What did we learn about integration? Staff find it hard to identify what outcomes should be delivered (beyond processes) Families want better co-ordination and integration across all of the services that they receive Evaluation is time consuming but does help to understand current position and set future direction Integration is often fragile
What did I learn about ‘integrated leadership’? Ambiguity provides an opportunity to adapt the message but also muddies vision Improving the lives of the families is what inspires staff & overcomes barriers Transformational leadership can be strengthened by clearer incentives and rewards Succession planning needs to start the day that you start
Next steps for POET Streamlined a number of process based questions and made it easier to articulate outcomes Based on Q methodology – provide a list of outcomes that integration should achieve and ask participants to ‘sort’ these on basis of which they agree/disagree with Process based report on how it feels to work in integrated teams and overview of local aims
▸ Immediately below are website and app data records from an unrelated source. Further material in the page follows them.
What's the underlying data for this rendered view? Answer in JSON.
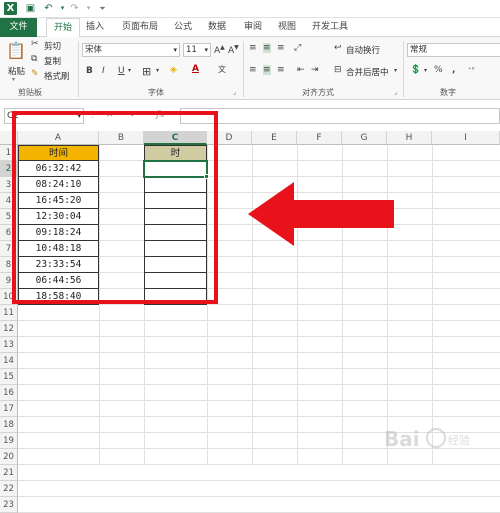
{
  "quick_access": {
    "icons": [
      "excel-logo-icon",
      "save-icon",
      "undo-icon",
      "redo-icon"
    ]
  },
  "tabs": [
    {
      "label": "文件",
      "name": "file"
    },
    {
      "label": "开始",
      "name": "home"
    },
    {
      "label": "插入",
      "name": "insert"
    },
    {
      "label": "页面布局",
      "name": "page-layout"
    },
    {
      "label": "公式",
      "name": "formulas"
    },
    {
      "label": "数据",
      "name": "data"
    },
    {
      "label": "审阅",
      "name": "review"
    },
    {
      "label": "视图",
      "name": "view"
    },
    {
      "label": "开发工具",
      "name": "developer"
    }
  ],
  "ribbon": {
    "clipboard": {
      "paste": "粘贴",
      "cut": "剪切",
      "copy": "复制",
      "format_painter": "格式刷",
      "group": "剪贴板"
    },
    "font": {
      "name": "宋体",
      "size": "11",
      "group": "字体",
      "bold": "B",
      "italic": "I",
      "underline": "U"
    },
    "alignment": {
      "wrap": "自动换行",
      "merge": "合并后居中",
      "group": "对齐方式"
    },
    "number": {
      "format": "常规",
      "group": "数字",
      "percent": "%",
      "comma": ","
    }
  },
  "formula_bar": {
    "namebox": "C2",
    "fx": "fx",
    "cancel": "✕",
    "enter": "✓"
  },
  "columns": [
    "A",
    "B",
    "C",
    "D",
    "E",
    "F",
    "G",
    "H",
    "I"
  ],
  "rows": [
    "1",
    "2",
    "3",
    "4",
    "5",
    "6",
    "7",
    "8",
    "9",
    "10",
    "11",
    "12",
    "13",
    "14",
    "15",
    "16",
    "17",
    "18",
    "19",
    "20",
    "21",
    "22",
    "23"
  ],
  "sheet": {
    "A1": "时间",
    "C1": "时",
    "times": [
      "06:32:42",
      "08:24:10",
      "16:45:20",
      "12:30:04",
      "09:18:24",
      "10:48:18",
      "23:33:54",
      "06:44:56",
      "18:58:40"
    ]
  },
  "colors": {
    "accent": "#217346",
    "header_fill": "#f4b400",
    "c_header_fill": "#d0cba0",
    "annotation": "#e8131a"
  }
}
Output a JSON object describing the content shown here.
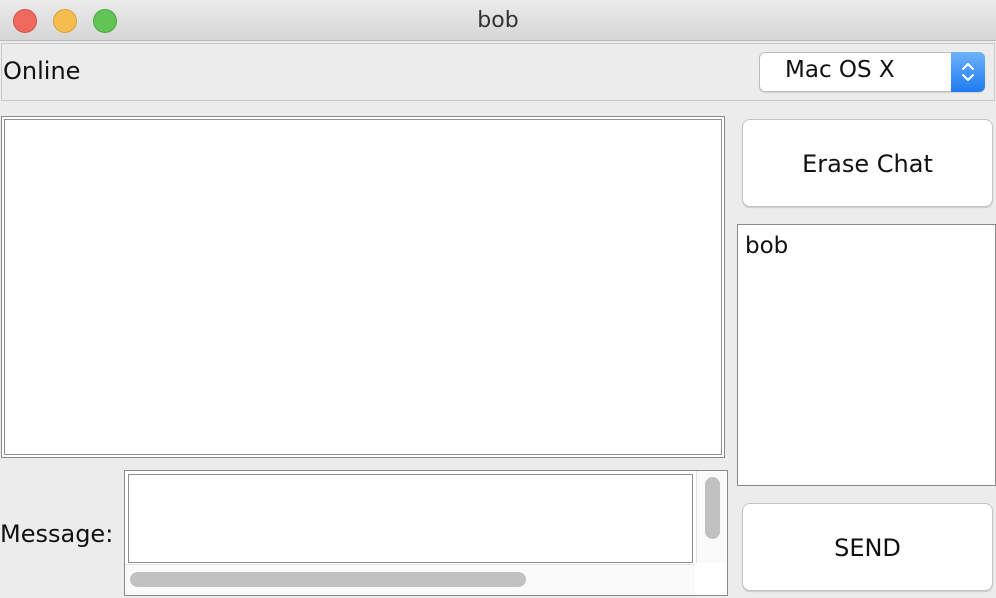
{
  "window": {
    "title": "bob"
  },
  "header": {
    "status": "Online",
    "look_and_feel": "Mac OS X"
  },
  "buttons": {
    "erase": "Erase Chat",
    "send": "SEND"
  },
  "users": [
    "bob"
  ],
  "message": {
    "label": "Message:",
    "value": ""
  },
  "icons": {
    "close": "close-icon",
    "minimize": "minimize-icon",
    "maximize": "maximize-icon",
    "select_arrows": "chevron-updown-icon"
  },
  "colors": {
    "close": "#ee6a5e",
    "minimize": "#f5bd4f",
    "maximize": "#61c454",
    "select_accent": "#1e7bf1"
  }
}
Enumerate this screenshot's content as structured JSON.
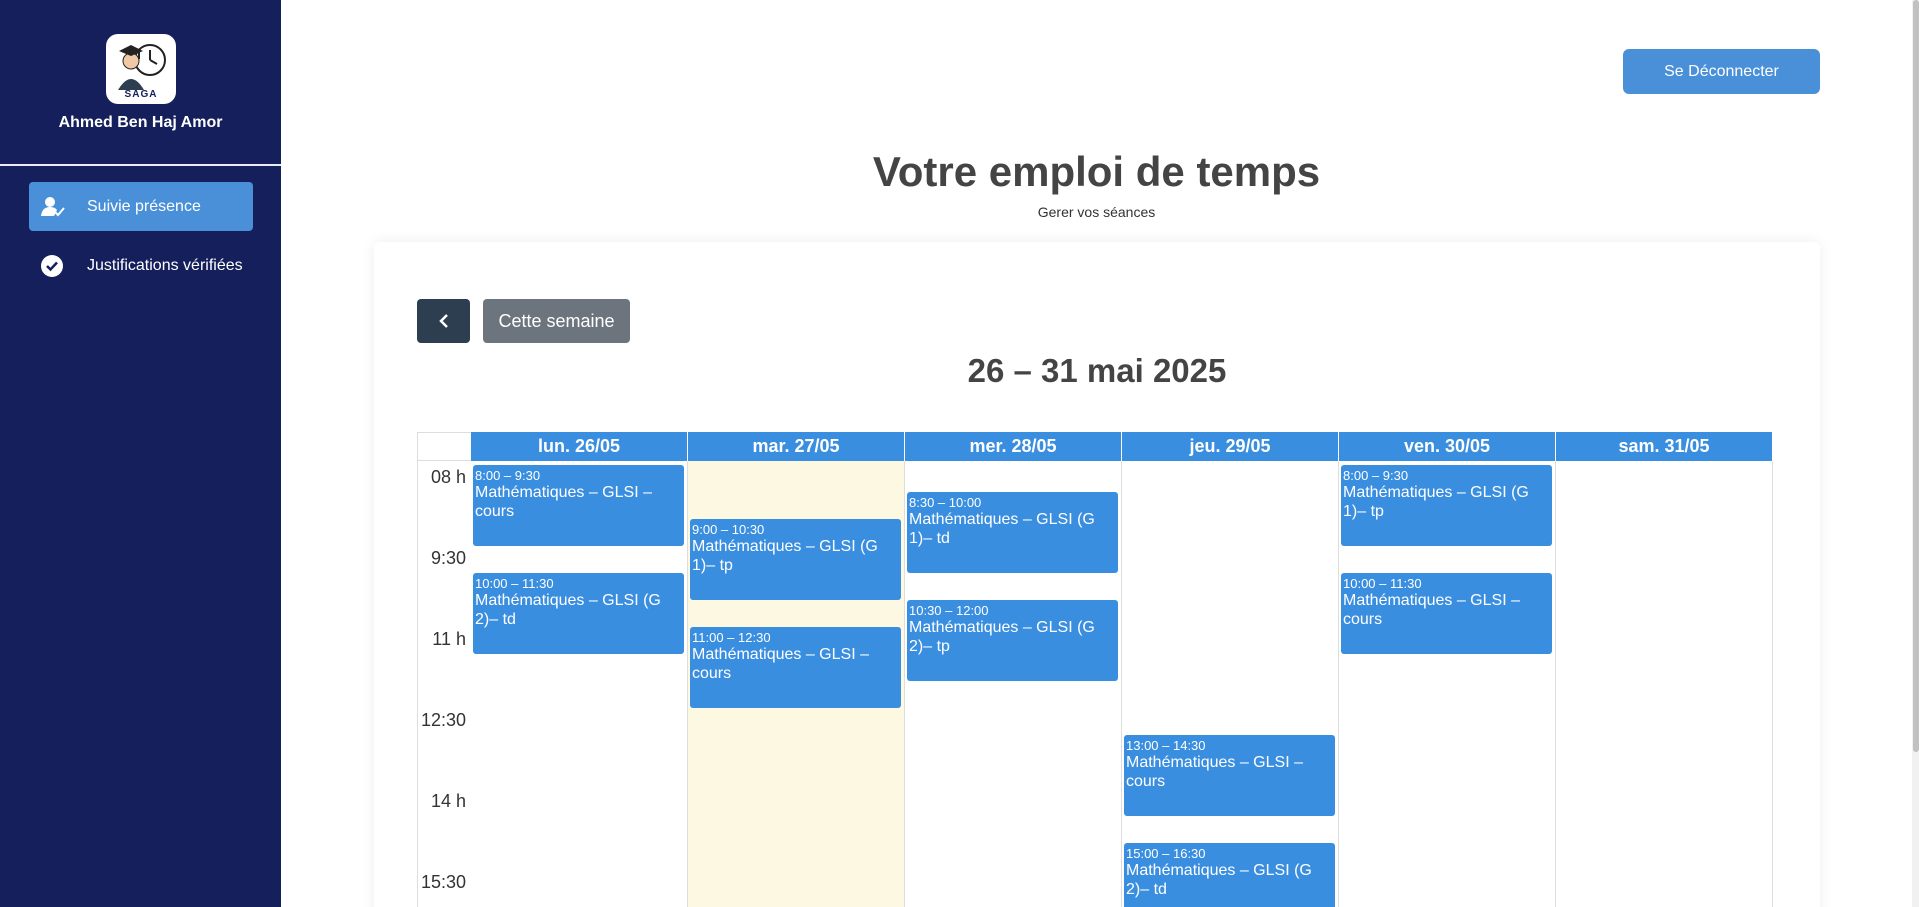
{
  "sidebar": {
    "logo_text": "SAGA",
    "username": "Ahmed Ben Haj Amor",
    "items": [
      {
        "label": "Suivie présence",
        "icon": "user-check-icon",
        "active": true
      },
      {
        "label": "Justifications vérifiées",
        "icon": "check-circle-icon",
        "active": false
      }
    ]
  },
  "header": {
    "logout_label": "Se Déconnecter",
    "title": "Votre emploi de temps",
    "subtitle": "Gerer vos séances"
  },
  "calendar": {
    "prev_icon": "chevron-left-icon",
    "this_week_label": "Cette semaine",
    "range_title": "26 – 31 mai 2025",
    "days": [
      "lun. 26/05",
      "mar. 27/05",
      "mer. 28/05",
      "jeu. 29/05",
      "ven. 30/05",
      "sam. 31/05"
    ],
    "today_index": 1,
    "time_labels": [
      "08 h",
      "9:30",
      "11 h",
      "12:30",
      "14 h",
      "15:30"
    ],
    "events": [
      {
        "day": 0,
        "time": "8:00 – 9:30",
        "title": "Mathématiques – GLSI – cours"
      },
      {
        "day": 0,
        "time": "10:00 – 11:30",
        "title": "Mathématiques – GLSI (G 2)– td"
      },
      {
        "day": 1,
        "time": "9:00 – 10:30",
        "title": "Mathématiques – GLSI (G 1)– tp"
      },
      {
        "day": 1,
        "time": "11:00 – 12:30",
        "title": "Mathématiques – GLSI – cours"
      },
      {
        "day": 2,
        "time": "8:30 – 10:00",
        "title": "Mathématiques – GLSI (G 1)– td"
      },
      {
        "day": 2,
        "time": "10:30 – 12:00",
        "title": "Mathématiques – GLSI (G 2)– tp"
      },
      {
        "day": 3,
        "time": "13:00 – 14:30",
        "title": "Mathématiques – GLSI – cours"
      },
      {
        "day": 3,
        "time": "15:00 – 16:30",
        "title": "Mathématiques – GLSI (G 2)– td"
      },
      {
        "day": 4,
        "time": "8:00 – 9:30",
        "title": "Mathématiques – GLSI (G 1)– tp"
      },
      {
        "day": 4,
        "time": "10:00 – 11:30",
        "title": "Mathématiques – GLSI – cours"
      }
    ]
  },
  "colors": {
    "sidebar_bg": "#141f5c",
    "accent": "#4a90d9",
    "event_bg": "#3a8ee0",
    "today_bg": "#fdf8e1"
  }
}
References (1) Cameron,A. & Lart,R. (2003) Factors promoting and obstacles hindering joint working: a systematic review of the research evidence. Journal of Integrated Care 11, Dickinson H. (2008) Evaluating outcomes in health and social care. Policy Press, Bristol.. Dickinson, H., Glasby, J., Miller, R. & McCarthy, L. (2009) Whose outcomes are they anyway? Journal of Integrated Care 17, Dowling,B., Powell,M., & Glendinning,C. (2004) Conceptualising successful partnerships. Health and Social Care in the Community 12, McLaughlin,H. (2004) Partnerships: panacea or pretence? Journal of Interprofessional Care 18,
References (2) Oliver,C. (1990) Determinants of inter-organisational relationships: integration and future direction. Academy of Management Review 15, Powell,M. & Dowling,B. (2006) New Labour's partnerships: comparing conceptual models with existing forms. Social Policy and Society 5, Schmitt,M.H. (2001) Collaboration improves the quality of care: methodological challenges and evidence from US health care research. Journal of Interprofessional Care 15, Thomson,A.M. & Perry,J.L. (2006) Collaboration processes: inside the black box. Public Administration Review